The 2017 hurricane season has brought unprecedented destruction to the Caribbean and southern United States. As millions of people around the world have watched these events unfold from afar, no doubt some have found themselves wondering why people continue to live in places under threat from natural disasters – and even return to rebuild these places after they’ve been destroyed.
As a senior lecturer in government and public policy, I take a strong interest in these matters. After Hurricanes Katrina and Rita devastated portions of the US Gulf Coast in 2005, I conducted a survey of people who survived those hurricanes, as well as those who had followed the media coverage from other hurricane-prone areas in the US. My research offers three key findings, which help to explain the way people deal with disasters.
1. Trust matters
I found that people decide where to live in part based on how much trust they have in their public officials. If they trust the public officials and disaster managers in a particular community, they are more likely to continue living there after a disaster, because they believe the managers will do a good job in future crises.
This trust is continually built (or eroded) based on the performance of public officials in emergencies. The more positive contact people have with public officials, the more likely they are to trust them to do their jobs. Receiving aid swiftly from temporary distribution centres, or getting help over the phone from aid personnel, increases our trust in the people and agencies supplying that aid.
This means that people tend to have higher trust in their local officials, with whom they are more likely to come into direct contact. Even if trust declines in national officials due to their behaviour or performance, it will not influence someone’s choice of where to live if they believe their local officials will still do a good job in future crises.
So though it is somewhat counter-intuitive, I found that even after incredibly destructive disasters, good experiences with public officials actually strengthen citizens’ resolve to live in threatened areas.
2. You can’t imagine what it’s like
As outsiders, it can be confusing to see people return to rebuild amid devastation. Using the same survey, I compared what the hurricane survivors actually did, thought and felt to what outside observers predicted they would do, think and feel in similar situations. It turns out that when we imagine ourselves in situations seen in the media, we predict that we will behave in drastically different ways to the people who are actually experiencing them.
This is due, in part, to a natural tendency to fear events that are incredibly damaging – even if those events are highly unlikely to occur. A classic example is that many people are afraid of air crashes but not of car crashes, even though the probability of an aircraft crashing is much lower than that of a car.
When presented with a hypothetical situation such as a hurricane, we often imagine the worst-case scenario: that our homes will suffer much more damage than the average and that our lives will suffer far more disruption than even the worst hurricanes in history have caused.
Research tells us that the media coverage of such events is partly to blame for this. Many outlets will focus on the most shocking or evocative images and stories, in order to keep viewers’ attention.
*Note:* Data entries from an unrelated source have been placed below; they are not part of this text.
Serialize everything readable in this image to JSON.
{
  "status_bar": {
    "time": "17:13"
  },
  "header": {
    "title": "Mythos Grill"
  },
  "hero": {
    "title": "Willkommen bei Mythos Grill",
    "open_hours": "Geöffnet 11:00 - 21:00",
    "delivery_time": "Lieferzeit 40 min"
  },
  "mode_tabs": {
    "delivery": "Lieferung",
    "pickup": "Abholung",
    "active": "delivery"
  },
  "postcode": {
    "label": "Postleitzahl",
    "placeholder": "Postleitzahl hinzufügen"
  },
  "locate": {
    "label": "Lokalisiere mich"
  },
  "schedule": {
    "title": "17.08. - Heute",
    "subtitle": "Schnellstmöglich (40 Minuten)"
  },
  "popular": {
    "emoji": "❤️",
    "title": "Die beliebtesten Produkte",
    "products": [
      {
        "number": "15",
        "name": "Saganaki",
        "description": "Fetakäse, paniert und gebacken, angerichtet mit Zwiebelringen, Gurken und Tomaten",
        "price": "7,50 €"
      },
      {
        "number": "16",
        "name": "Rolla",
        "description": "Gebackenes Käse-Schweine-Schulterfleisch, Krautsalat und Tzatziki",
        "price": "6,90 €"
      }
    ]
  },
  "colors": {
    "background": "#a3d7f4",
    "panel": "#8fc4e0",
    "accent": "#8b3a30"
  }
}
This combination of factors mean that outsiders tend to believe that, faced with such a scenario, they would take extreme action – such as never returning to their homes. But in reality, many more people opt to return to their homes and rebuild than those who choose to move away.
3. It just feels like home
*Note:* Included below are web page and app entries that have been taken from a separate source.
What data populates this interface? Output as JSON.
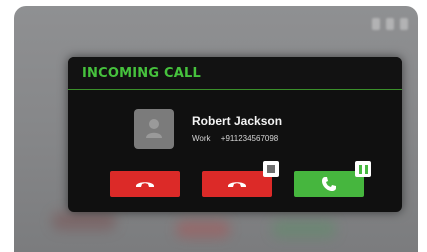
{
  "dialog": {
    "title": "INCOMING CALL"
  },
  "caller": {
    "name": "Robert Jackson",
    "type": "Work",
    "number": "+911234567098"
  },
  "actions": {
    "decline_icon": "phone-hangup-icon",
    "reject_icon": "phone-hangup-icon",
    "answer_icon": "phone-icon",
    "stop_badge_icon": "stop-icon",
    "pause_badge_icon": "pause-icon"
  },
  "colors": {
    "accent": "#46c23d",
    "decline": "#dc2a28",
    "answer": "#46b63e"
  }
}
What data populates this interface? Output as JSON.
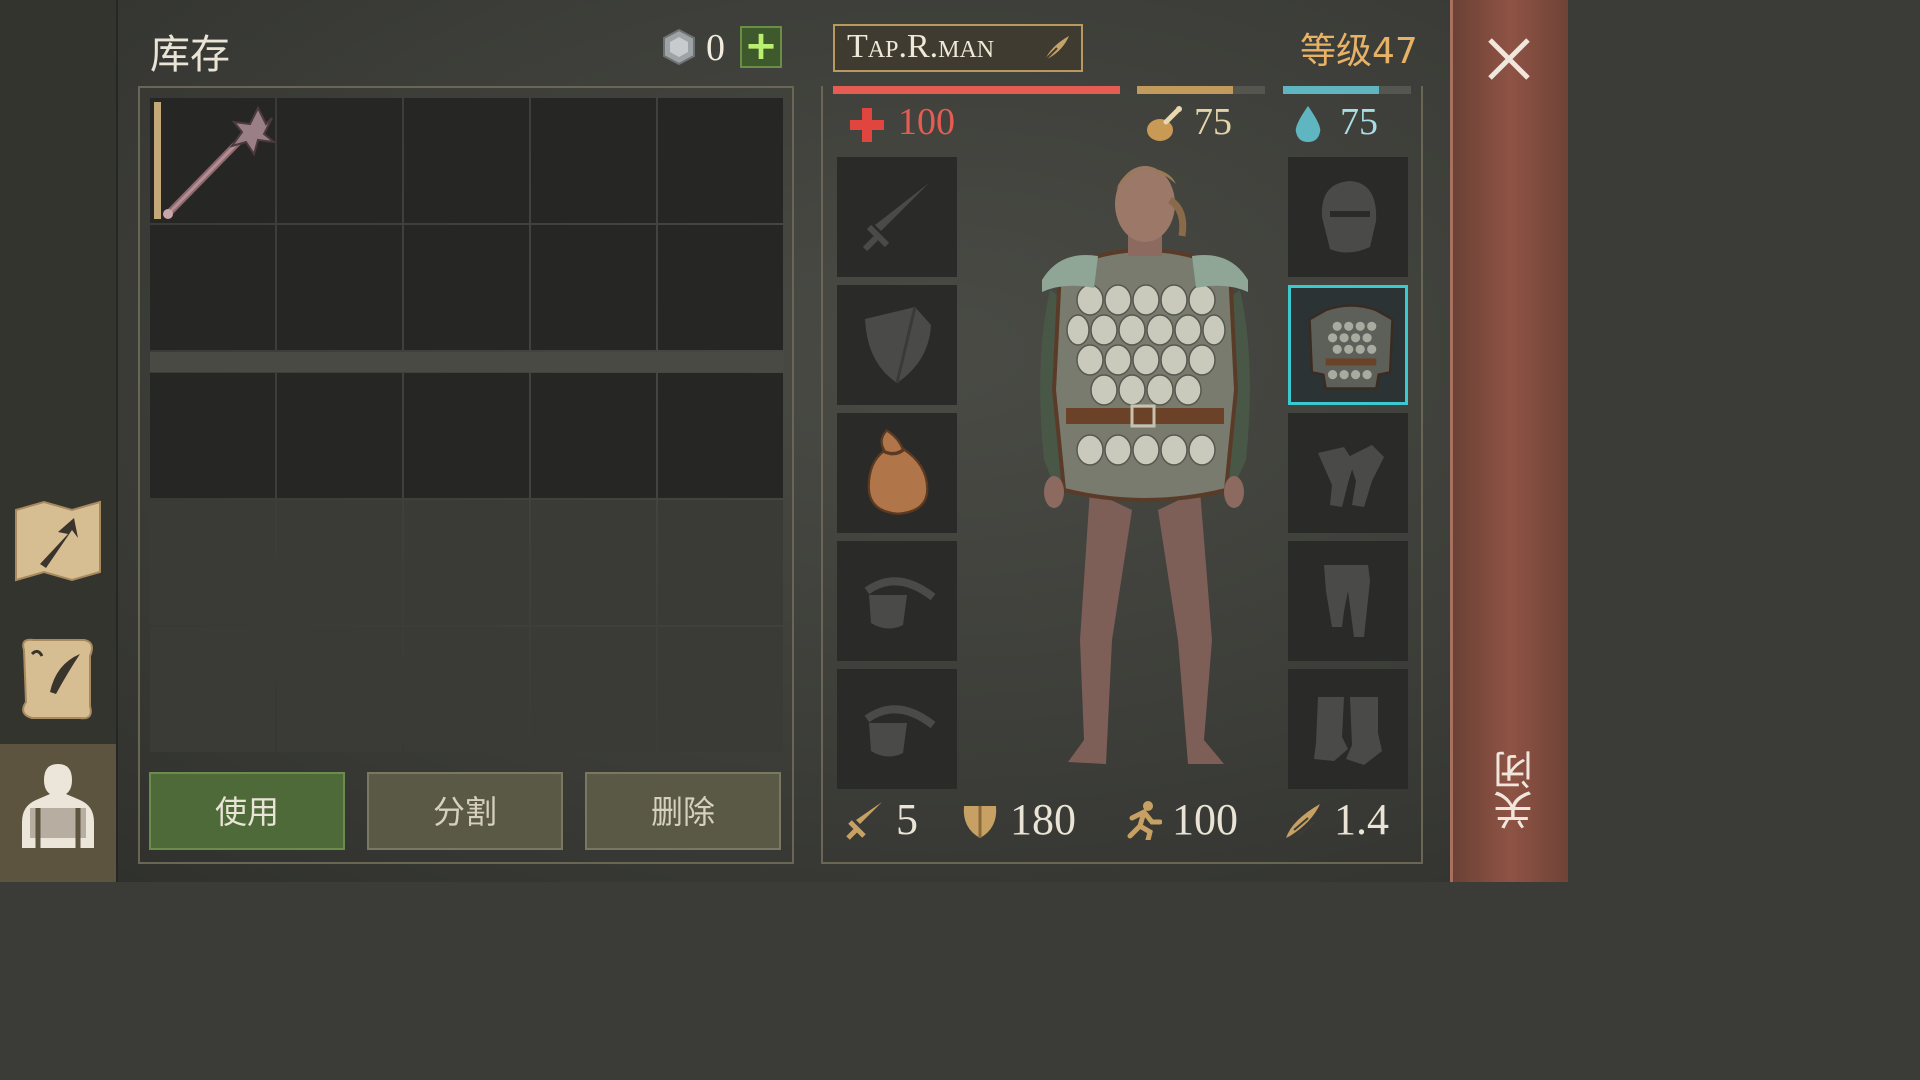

When asked why people live where they do, both survivors and observers homed in on two answers. As one might expect, jobs and employment are important to people’s choice of where to live. But many choose where to live because “it just feels like home”. This sense of place compels people around the world to live where they do.
The longer a person’s family has lived in a particular area, the more likely that person is to return home after being evacuated. Likewise, the stronger their ties to church communities, neighbours and local economic activities, the more likely that person is to try to go back.
These personal considerations are difficult to quantify – but they mean that future threats do not factor as highly into people’s decision to return and rebuild as outsiders might think. So, you may look on from afar and wonder how anyone would want to rebuild a devastated area. You may even try to put yourself in the place of survivors – and still believe that you would never react the same way.
But my work shows that the ties that bind people to their homes are stronger than we typically imagine. So, if it comes to the point where communities need to be moved out of harm’s way, the answer lies not in highlighting the threat of disaster. Instead, it’s crucial to create governments which survivors can trust – and places where they can feel truly at home.